> Work order
From the listing, collect all lines containing the word "sample".

> Given entries
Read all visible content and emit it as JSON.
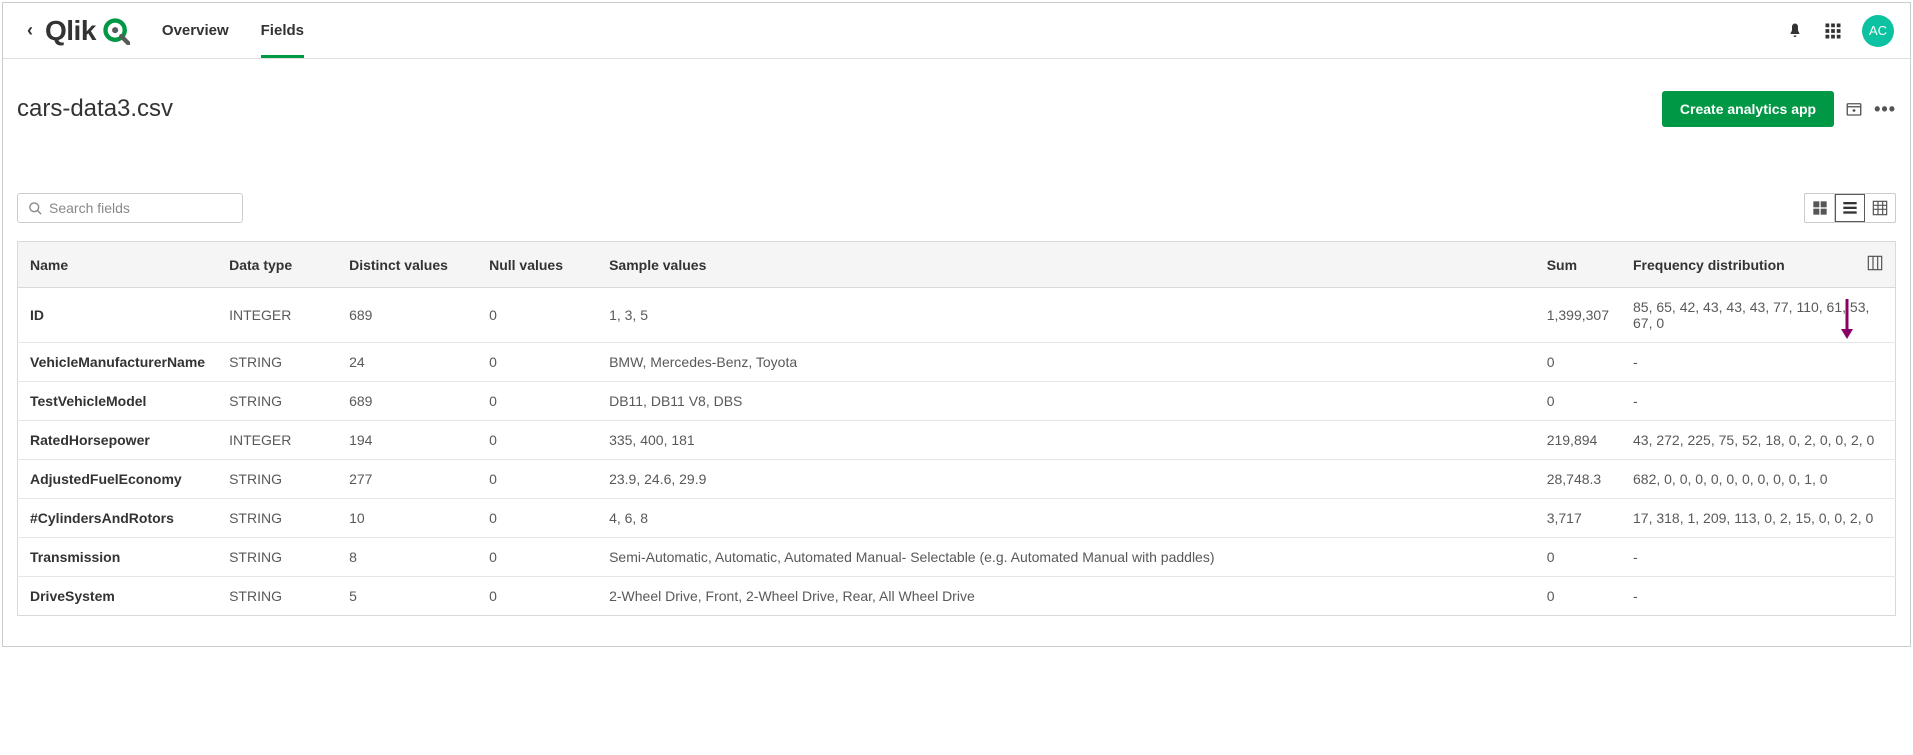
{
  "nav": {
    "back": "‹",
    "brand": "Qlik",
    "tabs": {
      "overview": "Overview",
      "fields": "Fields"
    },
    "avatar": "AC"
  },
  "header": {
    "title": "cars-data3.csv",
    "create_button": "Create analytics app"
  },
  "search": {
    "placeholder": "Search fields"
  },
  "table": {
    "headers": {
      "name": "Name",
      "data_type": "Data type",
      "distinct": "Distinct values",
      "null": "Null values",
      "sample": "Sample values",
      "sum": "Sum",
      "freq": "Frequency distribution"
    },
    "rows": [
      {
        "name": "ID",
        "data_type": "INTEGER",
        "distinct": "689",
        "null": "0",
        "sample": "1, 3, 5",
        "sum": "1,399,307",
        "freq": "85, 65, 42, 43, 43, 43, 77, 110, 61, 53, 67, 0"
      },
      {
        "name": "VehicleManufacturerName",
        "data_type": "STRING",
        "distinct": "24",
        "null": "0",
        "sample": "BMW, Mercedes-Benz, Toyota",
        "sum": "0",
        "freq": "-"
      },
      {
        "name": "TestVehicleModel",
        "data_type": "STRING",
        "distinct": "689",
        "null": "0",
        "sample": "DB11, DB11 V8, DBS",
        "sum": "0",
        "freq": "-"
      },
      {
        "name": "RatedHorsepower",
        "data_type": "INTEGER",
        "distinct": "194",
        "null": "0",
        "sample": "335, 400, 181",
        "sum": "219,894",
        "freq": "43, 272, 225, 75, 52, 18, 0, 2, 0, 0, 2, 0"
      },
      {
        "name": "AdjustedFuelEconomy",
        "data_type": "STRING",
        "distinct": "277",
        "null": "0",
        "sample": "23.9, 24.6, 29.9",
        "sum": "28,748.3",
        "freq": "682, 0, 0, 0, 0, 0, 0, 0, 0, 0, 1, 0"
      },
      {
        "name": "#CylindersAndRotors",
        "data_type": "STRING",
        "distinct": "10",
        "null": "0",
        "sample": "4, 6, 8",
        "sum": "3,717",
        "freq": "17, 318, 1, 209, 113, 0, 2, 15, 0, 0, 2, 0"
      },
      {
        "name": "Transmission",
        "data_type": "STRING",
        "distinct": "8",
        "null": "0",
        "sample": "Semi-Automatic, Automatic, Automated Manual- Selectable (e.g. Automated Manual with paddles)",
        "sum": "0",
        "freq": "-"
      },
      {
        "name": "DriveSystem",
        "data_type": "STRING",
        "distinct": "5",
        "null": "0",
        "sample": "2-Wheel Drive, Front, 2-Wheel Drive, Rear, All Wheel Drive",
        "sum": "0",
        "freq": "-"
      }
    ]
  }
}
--
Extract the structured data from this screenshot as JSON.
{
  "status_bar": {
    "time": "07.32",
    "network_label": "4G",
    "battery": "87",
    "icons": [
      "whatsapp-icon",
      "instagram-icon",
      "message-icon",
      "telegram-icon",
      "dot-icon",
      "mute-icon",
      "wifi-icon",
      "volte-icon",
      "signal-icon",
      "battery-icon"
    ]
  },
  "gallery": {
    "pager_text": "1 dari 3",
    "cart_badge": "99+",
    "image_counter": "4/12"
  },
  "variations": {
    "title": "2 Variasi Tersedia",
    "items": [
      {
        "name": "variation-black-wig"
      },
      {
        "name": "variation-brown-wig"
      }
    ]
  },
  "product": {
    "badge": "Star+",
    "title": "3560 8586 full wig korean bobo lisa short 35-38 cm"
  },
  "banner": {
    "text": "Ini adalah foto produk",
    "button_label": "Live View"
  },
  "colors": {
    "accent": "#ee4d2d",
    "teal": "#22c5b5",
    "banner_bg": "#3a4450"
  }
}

> The answer
      "sample": "Sample values",
        "sample": "1, 3, 5",
        "sample": "BMW, Mercedes-Benz, Toyota",
        "sample": "DB11, DB11 V8, DBS",
        "sample": "335, 400, 181",
        "sample": "23.9, 24.6, 29.9",
        "sample": "4, 6, 8",
        "sample": "Semi-Automatic, Automatic, Automated Manual- Selectable (e.g. Automated Manual with paddles)",
        "sample": "2-Wheel Drive, Front, 2-Wheel Drive, Rear, All Wheel Drive",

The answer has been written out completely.